**About this task**.
List every line in this data where the string "item" occurs.

=== Section Start ===

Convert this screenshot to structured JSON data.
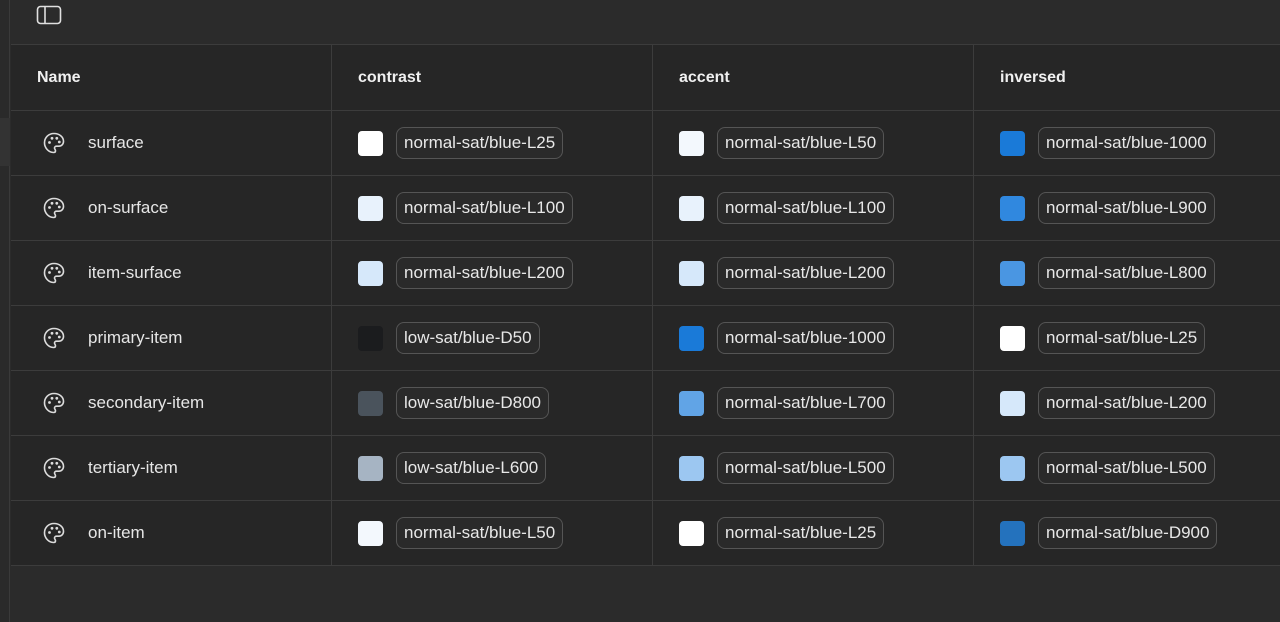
{
  "table": {
    "headers": [
      "Name",
      "contrast",
      "accent",
      "inversed"
    ],
    "rows": [
      {
        "name": "surface",
        "contrast": {
          "token": "normal-sat/blue-L25",
          "color": "#ffffff"
        },
        "accent": {
          "token": "normal-sat/blue-L50",
          "color": "#f3f8fd"
        },
        "inversed": {
          "token": "normal-sat/blue-1000",
          "color": "#1a7ad8"
        }
      },
      {
        "name": "on-surface",
        "contrast": {
          "token": "normal-sat/blue-L100",
          "color": "#e8f2fc"
        },
        "accent": {
          "token": "normal-sat/blue-L100",
          "color": "#e8f2fc"
        },
        "inversed": {
          "token": "normal-sat/blue-L900",
          "color": "#3088df"
        }
      },
      {
        "name": "item-surface",
        "contrast": {
          "token": "normal-sat/blue-L200",
          "color": "#d6e8fa"
        },
        "accent": {
          "token": "normal-sat/blue-L200",
          "color": "#d6e8fa"
        },
        "inversed": {
          "token": "normal-sat/blue-L800",
          "color": "#4a96e2"
        }
      },
      {
        "name": "primary-item",
        "contrast": {
          "token": "low-sat/blue-D50",
          "color": "#1b1c1e"
        },
        "accent": {
          "token": "normal-sat/blue-1000",
          "color": "#1a7ad8"
        },
        "inversed": {
          "token": "normal-sat/blue-L25",
          "color": "#ffffff"
        }
      },
      {
        "name": "secondary-item",
        "contrast": {
          "token": "low-sat/blue-D800",
          "color": "#4a535c"
        },
        "accent": {
          "token": "normal-sat/blue-L700",
          "color": "#61a4e6"
        },
        "inversed": {
          "token": "normal-sat/blue-L200",
          "color": "#d6e8fa"
        }
      },
      {
        "name": "tertiary-item",
        "contrast": {
          "token": "low-sat/blue-L600",
          "color": "#a6b4c3"
        },
        "accent": {
          "token": "normal-sat/blue-L500",
          "color": "#9cc7f1"
        },
        "inversed": {
          "token": "normal-sat/blue-L500",
          "color": "#9cc7f1"
        }
      },
      {
        "name": "on-item",
        "contrast": {
          "token": "normal-sat/blue-L50",
          "color": "#f3f8fd"
        },
        "accent": {
          "token": "normal-sat/blue-L25",
          "color": "#ffffff"
        },
        "inversed": {
          "token": "normal-sat/blue-D900",
          "color": "#2472bd"
        }
      }
    ]
  },
  "icons": {
    "toolbar": "sidebar-toggle-icon",
    "row": "palette-icon"
  }
}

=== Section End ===

**Response below**.
        "name": "item-surface",
        "name": "primary-item",
        "name": "secondary-item",
        "name": "tertiary-item",
        "name": "on-item",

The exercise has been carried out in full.